Review: USA's 'Suits' a flat legal drama
USA has established an odd little tradition in recent years where most of its new series debut with extra-long episodes. On the one hand, I understand that a channel whose motto is "Characters Welcome" would want to give its new shows bonus time to establish those characters from the outset. But on the other, USA shows are designed to be light, easy-to-digest fare - even when they're not airing in the summer, they feel like they should be - and these super-sized opening portions usually feel a bit too leaden for that.
Rarely, though, have I had as hard a time getting through an inflated USA pilot than I did through all 73 minutes (90 minutes when you factor in commercials) of "Suits," the new legal drama that debuts Thursday at 10 p.m. after "Burn Notice."
It's not that "Suits" is terrible, or even bad. When you have a factory approach like USA has, there's going to be a baseline level of competency for each new bit of product that comes off the assembly line. "Fairly Legal," USA's previous new series (also a legal show, and clearly an area the channel wants to mine) was also problematic, but at least it had Sarah Shahi doing light comedy.
The issue with "Suits" is that it feels much, much too flimsy to hold up over 73 minutes, and even the standard-length second episode felt about 10 minutes too long. Again, it's an excuse for attractive people dressed in nice outfits to banter, and that's swell to a point, but eventually a man wants a bit more. (And the better USA shows, like "Burn Notice" and "White Collar," provide that when they're at their strongest.)
The premise itself, and the show's universe, both feel awfully thin. We're introduced to attorney Harvey Specter (the professionally handsome Gabriel Macht), a killer shark with a killer wardrobe, whom boss Jessica (Gina Torres) repeatedly introduces as "the best closer in New York." (All due respect to Mariano Rivera, apparently.) Jessica and other characters, in fact, talk so much about how brilliant Harvey is at closing deals that it either feels like padding in a long pilot or, more likely, creator Aaron Korsh hedging his bets, just in case he didn't do a good enough job of actually showing Harvey's genius - which he hasn't quite. We see him close an impossible deal early on, but in a way that blows up in his face later, and he spends most of the two episodes I've seen putting out fires of his own creation.

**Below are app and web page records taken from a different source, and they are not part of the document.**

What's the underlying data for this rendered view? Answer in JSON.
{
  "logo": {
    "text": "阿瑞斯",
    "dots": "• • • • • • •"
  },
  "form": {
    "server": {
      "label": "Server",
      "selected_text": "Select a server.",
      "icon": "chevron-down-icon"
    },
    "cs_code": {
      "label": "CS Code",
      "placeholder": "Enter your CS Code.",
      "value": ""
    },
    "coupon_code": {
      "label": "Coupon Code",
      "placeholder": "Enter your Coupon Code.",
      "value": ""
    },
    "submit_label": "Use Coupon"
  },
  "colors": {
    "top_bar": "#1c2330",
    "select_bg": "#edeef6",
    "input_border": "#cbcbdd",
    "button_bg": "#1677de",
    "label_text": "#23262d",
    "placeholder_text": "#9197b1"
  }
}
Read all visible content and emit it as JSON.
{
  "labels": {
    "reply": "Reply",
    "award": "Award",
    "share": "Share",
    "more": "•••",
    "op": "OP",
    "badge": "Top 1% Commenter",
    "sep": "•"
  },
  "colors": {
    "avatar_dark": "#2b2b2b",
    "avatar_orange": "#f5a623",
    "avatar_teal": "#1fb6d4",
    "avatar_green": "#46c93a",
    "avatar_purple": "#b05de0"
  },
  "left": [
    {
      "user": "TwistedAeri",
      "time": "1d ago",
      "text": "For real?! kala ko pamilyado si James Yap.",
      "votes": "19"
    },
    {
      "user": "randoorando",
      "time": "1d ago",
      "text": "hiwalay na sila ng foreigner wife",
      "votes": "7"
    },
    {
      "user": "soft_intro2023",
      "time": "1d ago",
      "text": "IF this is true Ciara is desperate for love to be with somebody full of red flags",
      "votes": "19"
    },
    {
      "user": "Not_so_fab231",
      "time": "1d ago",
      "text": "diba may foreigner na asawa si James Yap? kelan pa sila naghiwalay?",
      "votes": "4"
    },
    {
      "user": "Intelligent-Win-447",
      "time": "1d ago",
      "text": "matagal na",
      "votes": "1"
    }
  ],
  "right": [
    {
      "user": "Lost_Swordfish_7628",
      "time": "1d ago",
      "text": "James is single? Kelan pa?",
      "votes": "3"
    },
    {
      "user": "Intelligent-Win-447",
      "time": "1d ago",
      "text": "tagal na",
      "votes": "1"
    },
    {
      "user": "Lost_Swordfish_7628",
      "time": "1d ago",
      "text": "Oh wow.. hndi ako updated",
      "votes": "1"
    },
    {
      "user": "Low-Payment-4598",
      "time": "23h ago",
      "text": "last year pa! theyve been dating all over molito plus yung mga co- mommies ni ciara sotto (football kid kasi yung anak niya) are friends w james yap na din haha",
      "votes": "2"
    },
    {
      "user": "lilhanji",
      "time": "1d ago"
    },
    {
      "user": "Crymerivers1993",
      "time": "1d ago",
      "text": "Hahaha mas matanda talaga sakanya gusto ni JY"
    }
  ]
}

Most of those fires arise from his impulsive decision to hire Mike Ross (Patrick J. Adams) - a college dropout with a photographic memory who once passed the New York state bar on a dare - as his new associate, trying to pass him off as a Harvard Law grad. It's the whole point of the series - the golden boy giving the scrappy kid from the streets a chance, and the scrappy kid in turn giving the golden boy a heart - and yet the show never really sells us on Harvey's reasons for taking such a big risk. He's presented as too selfish and impatient to attach himself to someone who could both torpedo his own career and who has to have his hand constantly held on matters that an actual Harvard Law alum would know.

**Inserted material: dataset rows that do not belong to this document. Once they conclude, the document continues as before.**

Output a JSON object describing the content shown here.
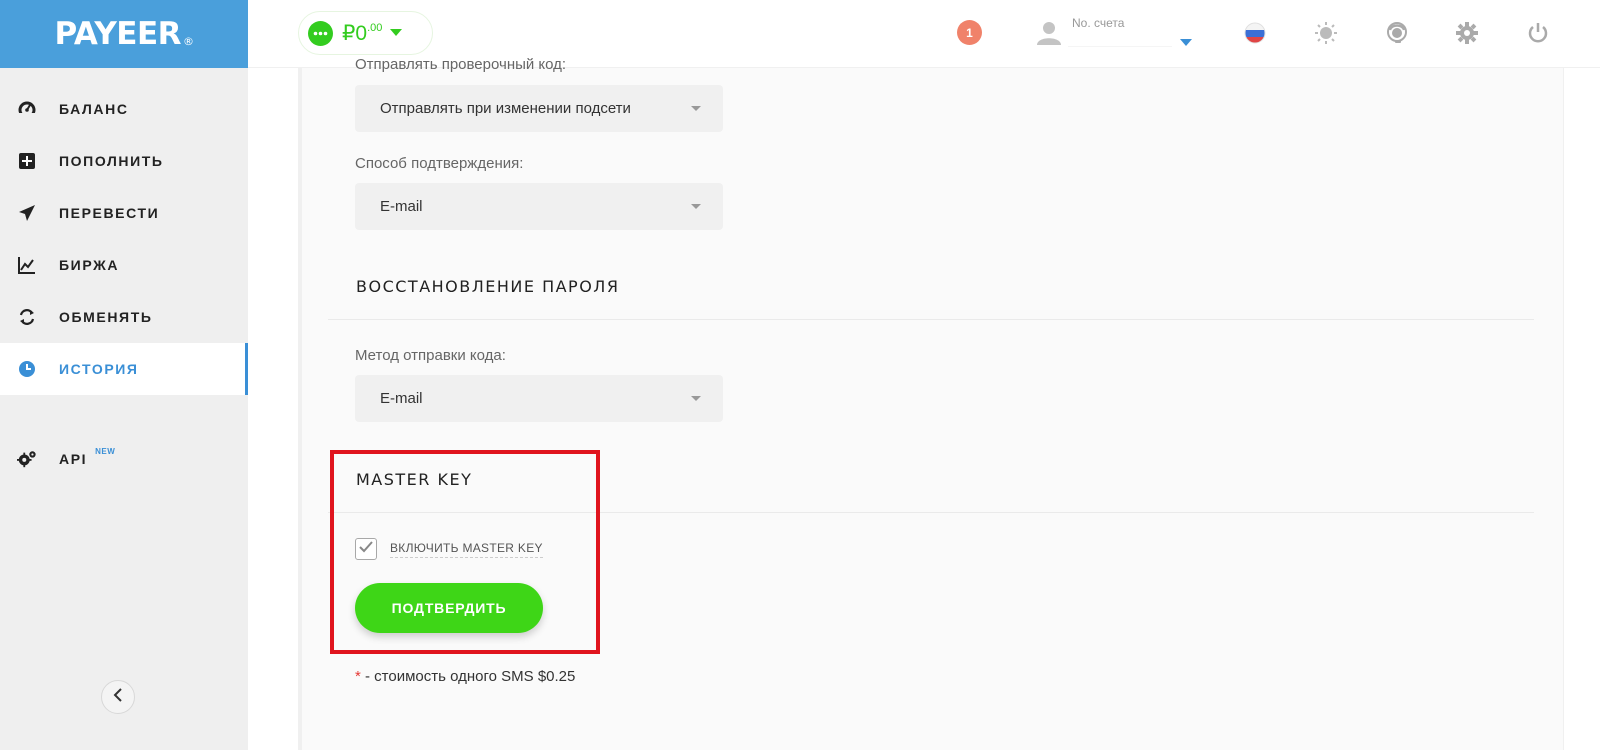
{
  "logo": {
    "text": "PAYEER",
    "reg": "®"
  },
  "sidebar": {
    "items": [
      {
        "label": "БАЛАНС",
        "icon": "speedometer-icon"
      },
      {
        "label": "ПОПОЛНИТЬ",
        "icon": "plus-square-icon"
      },
      {
        "label": "ПЕРЕВЕСТИ",
        "icon": "paper-plane-icon"
      },
      {
        "label": "БИРЖА",
        "icon": "chart-icon"
      },
      {
        "label": "ОБМЕНЯТЬ",
        "icon": "exchange-icon"
      },
      {
        "label": "ИСТОРИЯ",
        "icon": "clock-icon",
        "active": true
      }
    ],
    "api": {
      "label": "API",
      "badge": "NEW",
      "icon": "gears-icon"
    }
  },
  "header": {
    "balance": {
      "currency": "₽",
      "integer": "0",
      "decimal": ".00"
    },
    "notifications_count": "1",
    "account_label": "No. счета",
    "account_value": "",
    "icons": [
      "russia-flag-icon",
      "theme-sun-icon",
      "support-icon",
      "settings-gear-icon",
      "power-icon"
    ]
  },
  "main": {
    "partial_label": "Отправлять проверочный код:",
    "send_code_select": "Отправлять при изменении подсети",
    "confirm_method_label": "Способ подтверждения:",
    "confirm_method_select": "E-mail",
    "password_recovery_title": "ВОССТАНОВЛЕНИЕ ПАРОЛЯ",
    "recovery_method_label": "Метод отправки кода:",
    "recovery_method_select": "E-mail",
    "master_key_title": "MASTER KEY",
    "enable_master_key_label": "ВКЛЮЧИТЬ MASTER KEY",
    "enable_master_key_checked": true,
    "confirm_button": "ПОДТВЕРДИТЬ",
    "footnote_star": "*",
    "footnote_text": " - стоимость одного SMS $0.25"
  },
  "colors": {
    "brand_blue": "#4a9fdb",
    "accent_green": "#3ed617",
    "highlight_red": "#e0141e",
    "active_blue": "#3a8fd6"
  }
}
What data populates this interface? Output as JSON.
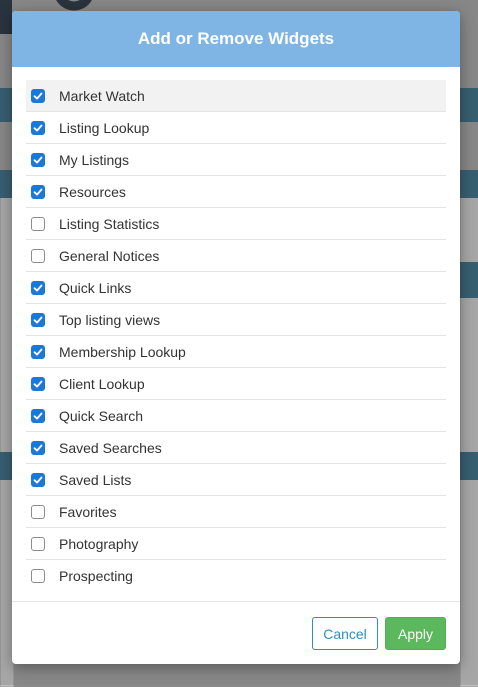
{
  "modal": {
    "title": "Add or Remove Widgets",
    "widgets": [
      {
        "label": "Market Watch",
        "checked": true
      },
      {
        "label": "Listing Lookup",
        "checked": true
      },
      {
        "label": "My Listings",
        "checked": true
      },
      {
        "label": "Resources",
        "checked": true
      },
      {
        "label": "Listing Statistics",
        "checked": false
      },
      {
        "label": "General Notices",
        "checked": false
      },
      {
        "label": "Quick Links",
        "checked": true
      },
      {
        "label": "Top listing views",
        "checked": true
      },
      {
        "label": "Membership Lookup",
        "checked": true
      },
      {
        "label": "Client Lookup",
        "checked": true
      },
      {
        "label": "Quick Search",
        "checked": true
      },
      {
        "label": "Saved Searches",
        "checked": true
      },
      {
        "label": "Saved Lists",
        "checked": true
      },
      {
        "label": "Favorites",
        "checked": false
      },
      {
        "label": "Photography",
        "checked": false
      },
      {
        "label": "Prospecting",
        "checked": false
      }
    ],
    "cancel_label": "Cancel",
    "apply_label": "Apply"
  },
  "colors": {
    "header": "#7fb5e5",
    "checkbox_checked": "#1a78d8",
    "apply_button": "#5cb85c",
    "cancel_button": "#2e8fc2"
  }
}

So Mike constantly gets both himself and Harry into trouble due to his ignorance of basic legal practicalities, and Harvey in turn seems much dumber than the show wants him to seem. (For that matter, Mike's beautiful mind seems to take a significant beating between the pilot and the second episode.) And every five minutes, Harvey is either threatening to fire Mike for endangering his standing in the firm or Mike is threatening to quit because Harvey's too mean and unfair.
Again, if the pilot were shorter, those beats might not feel as played-out by the time we get to the second episode and do it all over again, but there are still fundamental story and logic problems that shouldn't have even flown on a turn-off-your-brain kind of network like USA.
(It would also help if this top New York firm didn't feel so underpopulated. There are lots of extras floating around, but the only ones who ever speak or do anything are Harvey, Mike, to a much lesser extent Jessica, Rick Hoffman as a sleazy rival partner and Meghan Markle as a paralegal who's constantly filling in the gaps in Mike's practical knowledge. Most USA shows have casts this small, or smaller, but they tend to be about outsiders, where "Suits" is trying to be about an insider and an outsider who team up inside this big institution.)
Still, there are isolated moments where the show comes close to clicking. We get to see both Harvey's charm and courtroom savvy in an amusingly deadpan scene where he outlines his argument in a sexual harassment case by posing a hypothetical about the middle-aged male judge seducing his middle-aged male bailiff. And even if I don't buy Harvey hiring Mike, the scene where they meet and Mike shows off his smarts is snappy and fun. (The two characters are kept weirdly separate for much of the pilot and the second episode, when the interplay between Macht and Adams is by far the show's best asset.)
But the pilot episode definitely would have benefited from a less-is-more approach, while the series as a whole could use a little more meat and/or logic.
Alan Sepinwall may be reached at firstname.lastname@example.org